San Bartolomé is the oldest school in Bogotá which laid the first stone to the later universities such as Universidad Nacional and Javeriana. Dr. Dunia Urrego suggested this school as a context for collaborative dialogue. This process began with a number of meetings with the Dean, Father Juan Manuel and the Director Wilson Alonso.
The first meeting was based on a presentation of the project and previous projects I have done in order to illustrate examples for possible ideas of interest. There was a shared interest in collaborative practices in order to generate between spaces for reflection, creation and exchange. In the school, some teachers had made pilot programs experimenting with pedagogy using transversal programs trying to implement interdisciplinary projects, creative forms of engagement and experiential and multisensorial processes with nature. This ground was a “meeting point” from which a number of meetings took place in order to think collectively on ideas and structures that could be applied in the classroom and furthermore structures at the school.
On the 10th of July there was an official event I was invited to. The first day of school for the students where I gave a talk to the students (in the morning) and teachers (in the afternoon) at the main auditorium of the school. This event aimed to generate a discussion about the concepts of interest explained above. The format of the program was a dialogue between me as an artist and Dr. Fabrice Gamboa, mathematician at the Toulouse University working with artificial intelligence. This talk on disciplinary worlds far from each other collided in a number of concepts and principles for action in particular the need to collaborative. The number of questions and comments were overwhelming and I believe we all learnt from this exchange.
Photos provided by San Bartolomé visual archive
The process continued by a shared research with the teacher Daniel who is currently running an outdoors activity at the forest and aims to apply concepts discussed together.
In addition, I led a number of workshops at the theatre group run by the teacher Viviana Suarez, coordinator of the arts department. This workshop focused on the concept of forest and the aim was to represent a forest ecosystem from a multisensorial experimental form of engagement.
The first activity began with memories as ramifications of the forest by drawing personal stories and connections between them as a group. Many of them haven’t had many experiences at the forest and responses were:

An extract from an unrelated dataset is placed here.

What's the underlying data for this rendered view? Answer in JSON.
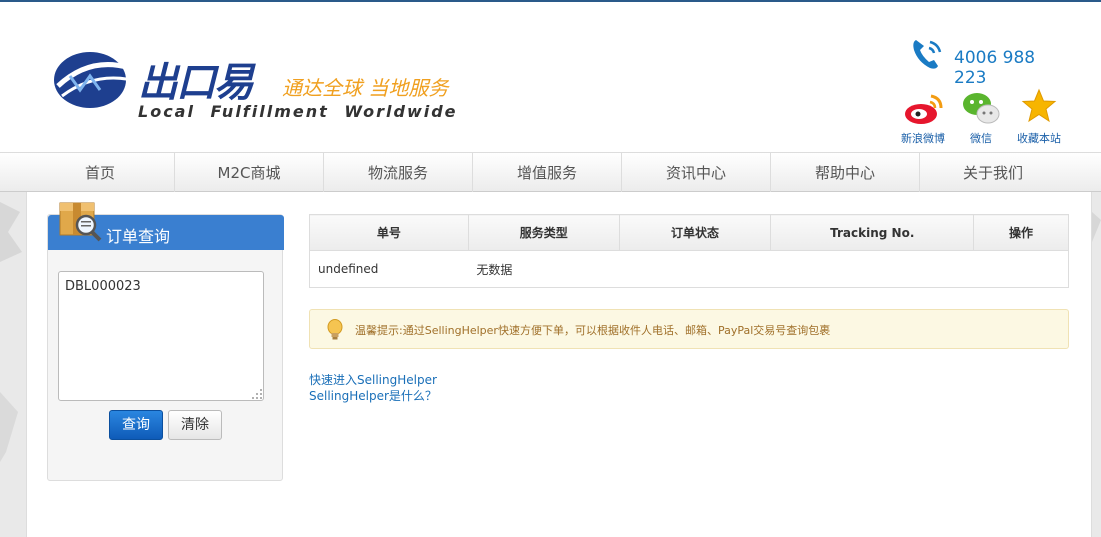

“It is hard to leave Bogota’s commitments”
“Life at the city is busy”
“The forest is far from where I live”
This introduction led to an activity of representing a plant or a tree they would like to be. After choosing this plant they had to draw it and describe its attributes that each person can identify and relate to. Participants were distributed in small groups.
Having had that introductory experience the next task was to represent the “collective ecosystem” by embodying the plant, in other words, they had to move across the room between other plants to choose a spot with the ideal conditions to live. For this there is a need to consider light, levels of humidity, distance from water sources, “what other plants and trees around can bring to me as this plant?”, etc.
This collective performance to “plant ourselves” and become the chosen plant/tree made them take a number of relational decisions including: how and where do I place my body? what kind of “figure” will be the position for the rest of my life? Who is going to be my closest companion for life?, etc. For example, in one hand some plants decided to be sheltered, almost hidden with the need of protection and on the other hand some others were very prominent and visible. Some remained lonely others within groups, some were the highest their body allowed them, others became tinny and closer to the ground.
Some decided to include weather conditions such as wind represented with subtle movement in their arms (branches) which after time was adopted by other species in the room.
The following step was the creation of a soundscape for this forest. Each plant or tree chose a sound recorded individually. The collection of these sounds become a collective soundscape that leds the following session where they are asked to perform those sounds having in mind all the already made steps.
The process continues from the distance where I help guide further tasks to enlarge the complexity of this ecosystem; an ecosystem at continuous change, resilient to eventualities where time frames become naturally expanded where all individual changes have an impact in the other specimens in this ecosystem and beyond.
This activity offered the possibility to expand awareness of the “natural surroundings” and the complex relational decisions of becoming “a natural ecosystem”. These activities were an experimental research process that put in practice some ideas in order to further elaborate them for the event Disonancia Sugerida.
Photos by Viviana Suarez